Exercise: Set down each record that follows exactly. Drop the images.

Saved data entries

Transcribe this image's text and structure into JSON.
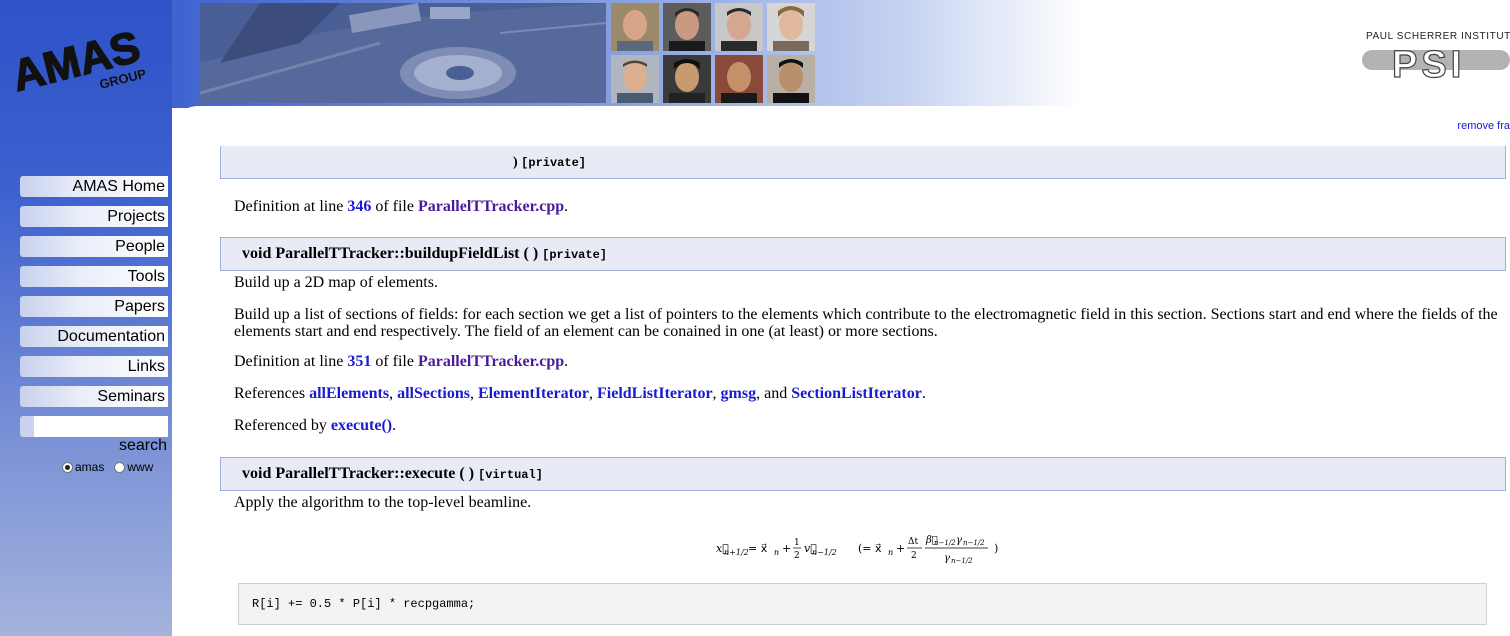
{
  "sidebar": {
    "logo_main": "AMAS",
    "logo_sub": "GROUP",
    "items": [
      {
        "label": "AMAS Home"
      },
      {
        "label": "Projects"
      },
      {
        "label": "People"
      },
      {
        "label": "Tools"
      },
      {
        "label": "Papers"
      },
      {
        "label": "Documentation"
      },
      {
        "label": "Links"
      },
      {
        "label": "Seminars"
      }
    ],
    "search": {
      "value": "",
      "label": "search",
      "options": [
        {
          "label": "amas",
          "checked": true
        },
        {
          "label": "www",
          "checked": false
        }
      ]
    }
  },
  "header": {
    "psi_top": "PAUL SCHERRER INSTITUT",
    "psi_mark": "PSI",
    "remove_frames": "remove fra"
  },
  "doc": {
    "prev_proto": {
      "partial_line": ") ",
      "qualifier": "[private]"
    },
    "def1": {
      "prefix": "Definition at line ",
      "line": "346",
      "mid": " of file ",
      "file": "ParallelTTracker.cpp",
      "suffix": "."
    },
    "buildup": {
      "signature": "void ParallelTTracker::buildupFieldList ( )",
      "qualifier": "[private]",
      "brief": "Build up a 2D map of elements.",
      "detail_line1": "Build up a list of sections of fields: for each section we get a list of pointers to the elements which contribute to the electromagnetic field in this section. Sections start and end where the fields of the",
      "detail_line2": "elements start and end respectively. The field of an element can be conained in one (at least) or more sections.",
      "def_prefix": "Definition at line ",
      "def_line": "351",
      "def_mid": " of file ",
      "def_file": "ParallelTTracker.cpp",
      "def_suffix": ".",
      "refs_prefix": "References ",
      "refs": [
        "allElements",
        "allSections",
        "ElementIterator",
        "FieldListIterator",
        "gmsg",
        "SectionListIterator"
      ],
      "refby_prefix": "Referenced by ",
      "refby": "execute()",
      "refby_suffix": "."
    },
    "execute": {
      "signature": "void ParallelTTracker::execute ( )",
      "qualifier": "[virtual]",
      "brief": "Apply the algorithm to the top-level beamline.",
      "code": "R[i] += 0.5 * P[i] * recpgamma;"
    }
  }
}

Written answer:
Transcribe this image's text and structure into JSON.
{
  "sidebar": {
    "logo_main": "AMAS",
    "logo_sub": "GROUP",
    "items": [
      {
        "label": "AMAS Home"
      },
      {
        "label": "Projects"
      },
      {
        "label": "People"
      },
      {
        "label": "Tools"
      },
      {
        "label": "Papers"
      },
      {
        "label": "Documentation"
      },
      {
        "label": "Links"
      },
      {
        "label": "Seminars"
      }
    ],
    "search": {
      "value": "",
      "label": "search",
      "options": [
        {
          "label": "amas",
          "checked": true
        },
        {
          "label": "www",
          "checked": false
        }
      ]
    }
  },
  "header": {
    "psi_top": "PAUL SCHERRER INSTITUT",
    "psi_mark": "PSI",
    "remove_frames": "remove fra"
  },
  "doc": {
    "prev_proto": {
      "partial_line": ") ",
      "qualifier": "[private]"
    },
    "def1": {
      "prefix": "Definition at line ",
      "line": "346",
      "mid": " of file ",
      "file": "ParallelTTracker.cpp",
      "suffix": "."
    },
    "buildup": {
      "signature": "void ParallelTTracker::buildupFieldList ( )",
      "qualifier": "[private]",
      "brief": "Build up a 2D map of elements.",
      "detail_line1": "Build up a list of sections of fields: for each section we get a list of pointers to the elements which contribute to the electromagnetic field in this section. Sections start and end where the fields of the",
      "detail_line2": "elements start and end respectively. The field of an element can be conained in one (at least) or more sections.",
      "def_prefix": "Definition at line ",
      "def_line": "351",
      "def_mid": " of file ",
      "def_file": "ParallelTTracker.cpp",
      "def_suffix": ".",
      "refs_prefix": "References ",
      "refs": [
        "allElements",
        "allSections",
        "ElementIterator",
        "FieldListIterator",
        "gmsg",
        "SectionListIterator"
      ],
      "refby_prefix": "Referenced by ",
      "refby": "execute()",
      "refby_suffix": "."
    },
    "execute": {
      "signature": "void ParallelTTracker::execute ( )",
      "qualifier": "[virtual]",
      "brief": "Apply the algorithm to the top-level beamline.",
      "code": "R[i] += 0.5 * P[i] * recpgamma;"
    }
  }
}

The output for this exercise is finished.